After taking care of the first couple of guards, more manage to sneak up from behind, killing redshirt # 2, Wahiko Sugiyama (Harold Kato). Kodai does a cool action hero move, dropping to the ground, rolling, and promptly dispatching the guards. With the guards taken care of, the charges are set and the crew skedaddles.
The Argo breaks the surface of the sea and starts advancing. Ganz and Bain prep the Reflex Gun again, but then pause and reconsider. Deducing that the Star Force is submerging when they see the satellites move, Ganz has them use a different set of satellites to “make the best use of the ship’s blind side.” As the gun is preparing to fire, we see the timer on the charges ticking away. The expectation when watching this scene is that the gun will explode before the next firing and the ship will be saved.

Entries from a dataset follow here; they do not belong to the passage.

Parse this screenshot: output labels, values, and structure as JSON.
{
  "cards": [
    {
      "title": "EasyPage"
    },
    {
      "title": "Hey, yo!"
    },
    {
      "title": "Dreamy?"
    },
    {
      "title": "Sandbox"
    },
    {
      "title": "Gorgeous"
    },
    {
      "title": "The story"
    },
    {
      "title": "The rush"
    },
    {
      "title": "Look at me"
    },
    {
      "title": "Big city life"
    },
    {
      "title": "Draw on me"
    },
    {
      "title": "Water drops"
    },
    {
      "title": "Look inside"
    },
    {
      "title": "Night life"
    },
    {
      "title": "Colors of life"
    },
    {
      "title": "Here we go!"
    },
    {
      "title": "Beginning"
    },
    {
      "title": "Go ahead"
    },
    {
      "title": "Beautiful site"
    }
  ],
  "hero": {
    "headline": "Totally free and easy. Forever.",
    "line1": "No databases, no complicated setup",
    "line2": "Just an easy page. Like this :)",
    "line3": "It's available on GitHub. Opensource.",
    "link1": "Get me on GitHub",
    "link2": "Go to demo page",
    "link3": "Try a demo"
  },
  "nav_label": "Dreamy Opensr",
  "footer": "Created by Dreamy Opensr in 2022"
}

However, the writers aren’t that obvious, and the gun actually gets another shot off.
Recycling animation (slightly altered) from the previous episode, the Argo is struck from above, behind the bridge tower. Homer and Eager report heavy damage in the aft section, and Avatar’s response comes as a shock to the crew: “Deploy the wings! Ascend and attack the Gamilon base!” But before any such attack can be carried out, the bombs go off, destroying the Reflex Gun. Star Blazers, for some unknown reason, has Nova report the explosion, but they don’t actually show it. In Yamato, they show a blinding explosion which forms a huge lake where the Gun used to be, the bombs having liquefied the surface. While the main part of the base was safe from the explosion, water is now flooding in. Ganz and Bain launch away with the fleet.
On Gamilon, Desslok has unpinned his ears, displaying them in all their jug-handled glory and admires them in the mirror. (He is actually closely modeled on Producer Yoshinobu Nishizaki in this scene.) Krypt reports the annihilation of the Pluto base, but says Ganz and Bain escaped with the fleet. Desslok’s response is “Tell them to return and fight, and never come back to Gamilon. I never want to see their faces.” Yamato gives the Leader an extra line about wanting to move to Earth but having to shoot down a “sparrow” first. This was the first inkling of Gamilon’s ultimate plans for Earth. In spite of the destruction of the Pluto base, Dessler still doesn’t regard the Yamato as a threat.
Avatar announces that this is a great victory. The destruction of the Pluto base means no more planet bombs will be hitting Earth.
Story note: The planet bomb campaign against Earth began in 2190 and is finally ended by the actions of the Star Force on October 15, 2199.
“There are now 354 days left.”